- HB 692 (White, D-Hillister): Would prohibit students who are homeless from being placed in out-of-school suspension (OSS). Rep. White suggested that the campus behavior coordinator, if available, may work with district’s homeless liaison to find an alternative. All testimony was in support of the bill and spoke to the importance of the school for students who are homeless in providing stability and quality of life.
- HB 808 (Dutton, D-Houston): Would require that, in districts with 1,000 or more African American males, only the performance of African American male students may be considered for purposes of accountability ratings. The purpose is to track the educational progress of this specific demographic group. Chairman Dutton made changes to the bill and stated that the bill would now just require disaggregation of accountability measures by race/ethnicity and gender, to unmask certain sub-populations such as African American males.
- HB 811 (White, D-Hillister): Would require that, in making disciplinary decisions (suspension, expulsion, Discipline Alternative Education Programs (DEAP), and Juvenile Justice Alternative Education Programs (JJAEP)), the school district board of trustees must also include in the student code of conduct that consideration will be given regarding a student’s status in the conservatorship of DFPS or as a student who is homeless. The testimony on HB 811 mirrored that of HB 692.
- HB 880 (Calanni et al., D-Katy): This bill states that the board of trustees of a school district may not make a severance payment to a superintendent that is greater than one year’s salary under their terminated contract and eliminates text requiring that the commissioner of education reduce a district’s Foundation School Program (FSP) funding by the amount of the severance payment. This bill led to discussion about how some superintendent’s receive “big payouts” to leave districts, and that this takes away funds from students.
- HB 960 (Howard, D-Austin): Would allow a school nurse to remove a student from certain activities if they suspect the student had a concussion. Rep. Howard and testifiers expressed that a nurse is highly qualified to make these determinations and that the bill does not change who can make the ultimate decision for a student to return to play.
- HB 961 (Howard, D-Austin): Would require that school districts and charters that employ a school nurse include the nurse on the concussion oversight team, if requested by the nurse. Would also require that nurses on these teams take a concussion training course every two years to remain on the team. The testimony on this bill mirrored that for HB 960.
- HB 1093 (Moody, D-El Paso): Would prohibit the Commissioner or TEA from adopting or enforcing a rule that establishes a shorter period than the maximum federal timeline for filing a due process complaint regarding special education and requesting an impartial due process hearing. Testimony was mixed on this bill, with parents and advocates supporting testifying that HB 1093 aligns state law with federal law and creates equity. Those against the bill felt that the current legal system works well enough.

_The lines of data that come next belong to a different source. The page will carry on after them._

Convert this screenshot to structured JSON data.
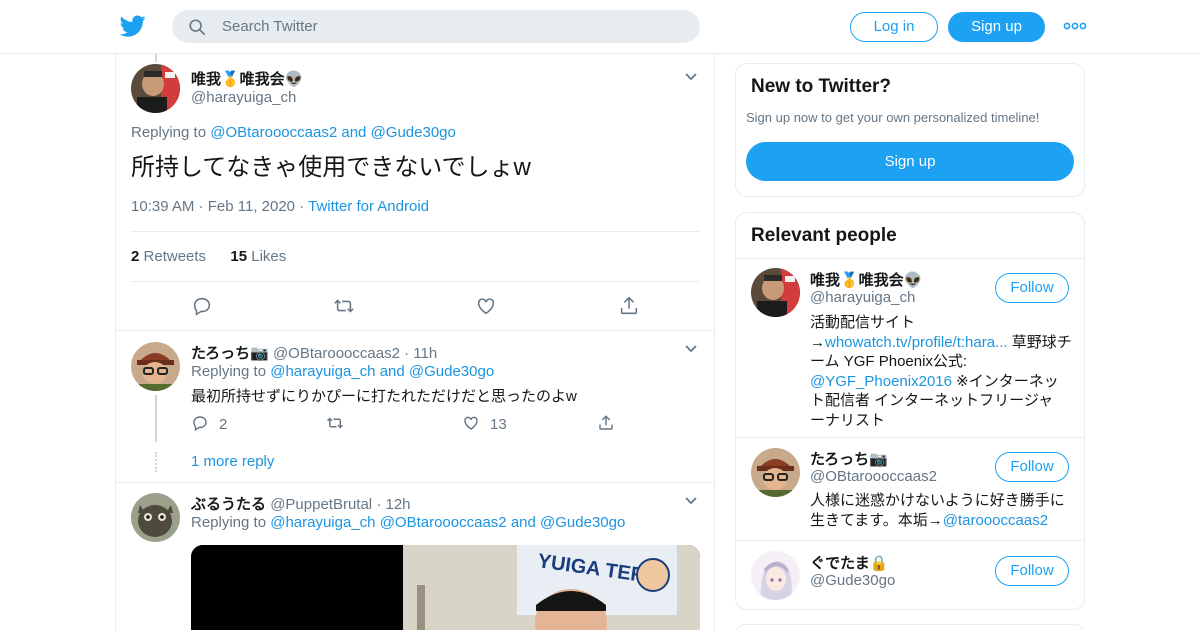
{
  "header": {
    "search_placeholder": "Search Twitter",
    "login_label": "Log in",
    "signup_label": "Sign up"
  },
  "main_tweet": {
    "display_name": "唯我🥇唯我会👽",
    "handle": "@harayuiga_ch",
    "replying_prefix": "Replying to",
    "replying_to_1": "@OBtaroooccaas2",
    "replying_and": "and",
    "replying_to_2": "@Gude30go",
    "text": "所持してなきゃ使用できないでしょw",
    "time": "10:39 AM",
    "date": "Feb 11, 2020",
    "source": "Twitter for Android",
    "retweets_count": "2",
    "retweets_label": "Retweets",
    "likes_count": "15",
    "likes_label": "Likes"
  },
  "replies": [
    {
      "display_name": "たろっち📷",
      "handle": "@OBtaroooccaas2",
      "time": "11h",
      "replying_prefix": "Replying to",
      "replying_to_1": "@harayuiga_ch",
      "replying_and": "and",
      "replying_to_2": "@Gude30go",
      "text": "最初所持せずにりかぴーに打たれただけだと思ったのよw",
      "reply_count": "2",
      "like_count": "13",
      "more_replies": "1 more reply"
    },
    {
      "display_name": "ぶるうたる",
      "handle": "@PuppetBrutal",
      "time": "12h",
      "replying_prefix": "Replying to",
      "replying_to_1": "@harayuiga_ch",
      "replying_to_2": "@OBtaroooccaas2",
      "replying_and": "and",
      "replying_to_3": "@Gude30go",
      "media_text": "YUIGA TER"
    }
  ],
  "new_to_twitter": {
    "title": "New to Twitter?",
    "subtitle": "Sign up now to get your own personalized timeline!",
    "signup_label": "Sign up"
  },
  "relevant_people": {
    "title": "Relevant people",
    "follow_label": "Follow",
    "people": [
      {
        "display_name": "唯我🥇唯我会👽",
        "handle": "@harayuiga_ch",
        "bio_1": "活動配信サイト",
        "bio_2_prefix": "→",
        "bio_2_link": "whowatch.tv/profile/t:hara...",
        "bio_2_suffix": " 草野球チ",
        "bio_3": "ーム YGF Phoenix公式:",
        "bio_4_link": "@YGF_Phoenix2016",
        "bio_4_suffix": " ※インターネッ",
        "bio_5": "ト配信者 インターネットフリージャ",
        "bio_6": "ーナリスト"
      },
      {
        "display_name": "たろっち📷",
        "handle": "@OBtaroooccaas2",
        "bio_1": "人様に迷惑かけないように好き勝手に",
        "bio_2_prefix": "生きてます。本垢→",
        "bio_2_link": "@taroooccaas2"
      },
      {
        "display_name": "ぐでたま🔒",
        "handle": "@Gude30go"
      }
    ]
  },
  "colors": {
    "brand": "#1da1f2",
    "link": "#1b95e0",
    "text": "#14171a",
    "muted": "#657786",
    "border": "#e6ecf0"
  }
}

- HB 1132 (Ortega, D-El Paso): Would allow a school district that currently holds its trustee election on a date other than the November uniform date to change the date to the November date before December 31, 2024. Rep. Ortega specifically expressed that El Paso ISD faced this issue.
- HB 2074 (Wu, D-Houston): Would prohibit districts from requiring a school counselor to assume a disciplinary role or have duties relating to student discipline that are inconsistent with their primary responsibilities. Testimony on this bill was positive, focusing on the idea that the counselor’s role is not to discipline students but rather to advocate for students.
At the end of the hearing, Chairman Huberty stated that the committee would meet again at 8:00 a.m. next Tuesday. The next hearing will likely begin with the committee substitute to House Bill 3, the school finance bill.